The Wall Street Journal
‘A lyrical, caustic and highly fantastical imagining of a Naples beset by a biblical deluge . . . Malacqua is a beguiling portrait of a fractured city, with its jostle of voices and competing desires.’
The Financial Times
‘Nicola Pugliese was a writer who challenged the clichéd view of Naples as a city of gangsters, mandolins and “O Sole Mio” . . . His fiaba vesuviana (Vesuvian fairytale), superbly translated by Shaun Whiteside, is a beautiful and haunting exploration of life at a meteorological extreme.’
The Times Literary Supplement
‘A picture . . . of a city suspended in melancholy . . . The atmosphere of a flood is created by a free-flowing stream of consciousness, alternately intensifying and subsiding, and Shaun Whiteside’s sensitive translation never lets the original down.’
The Spectator, Books of the Year 2017
‘This year’s strangest and most seductive book.’
The Economist 1843
'This rediscovered classic has a back-story almost as uncanny as its mood . . . The skies clear, but the mystery lingers in this clammily unsettling tale.’
The New Statesman
‘Malacqua is a brooding novel, with flashes of brilliance . . . Pugliese’s narrative is epic in intent . . . [combining] reportage with nightmarish indications of the insidiousness of the new waterscape, absurdism and phantasmagoria.’
‘Nicola Pugliese’s novel has its own compelling voice, filled with the sound of water rushing, gushing, flowing, hammering on rooftops, falling in threads from the sky.’

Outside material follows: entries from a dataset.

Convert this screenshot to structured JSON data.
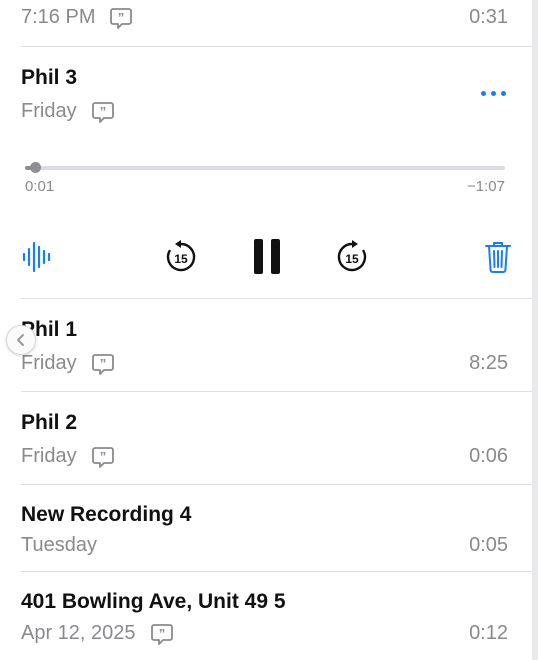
{
  "recordings": [
    {
      "title": "",
      "date": "7:16 PM",
      "has_transcript": true,
      "duration": "0:31"
    },
    {
      "title": "Phil 3",
      "date": "Friday",
      "has_transcript": true,
      "expanded": true,
      "player": {
        "elapsed": "0:01",
        "remaining": "−1:07",
        "progress_fraction": 0.02,
        "skip_seconds": "15",
        "state": "playing"
      }
    },
    {
      "title": "Phil 1",
      "date": "Friday",
      "has_transcript": true,
      "duration": "8:25"
    },
    {
      "title": "Phil 2",
      "date": "Friday",
      "has_transcript": true,
      "duration": "0:06"
    },
    {
      "title": "New Recording 4",
      "date": "Tuesday",
      "has_transcript": false,
      "duration": "0:05"
    },
    {
      "title": "401 Bowling Ave, Unit 49 5",
      "date": "Apr 12, 2025",
      "has_transcript": true,
      "duration": "0:12"
    }
  ],
  "icons": {
    "transcript": "quote-bubble-icon",
    "more": "ellipsis-icon",
    "waveform": "waveform-icon",
    "skip_back": "skip-back-15-icon",
    "pause": "pause-icon",
    "skip_forward": "skip-forward-15-icon",
    "trash": "trash-icon",
    "back": "chevron-left-icon"
  },
  "colors": {
    "accent": "#1a7ef0",
    "primary_text": "#111111",
    "secondary_text": "#8a8a8e",
    "divider": "#dedee2"
  }
}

'The narrative slips with a watery fluidity between various of the city’s residents . . . the point of view cascading between the individual and collective with an ease reminiscent of the stream of consciousness technique demonstrated by writers in the early years of the 20th century . . . The citizens of Naples watch the destruction of their city waiting for an “extraordinary event” to bring things to a head; this, they suspect is “merely the start of the transformation”. Whether or not their fears come true, readers can discover for themselves. What’s not in doubt, however, is the extraordinariness of this haunting, eerie novel.’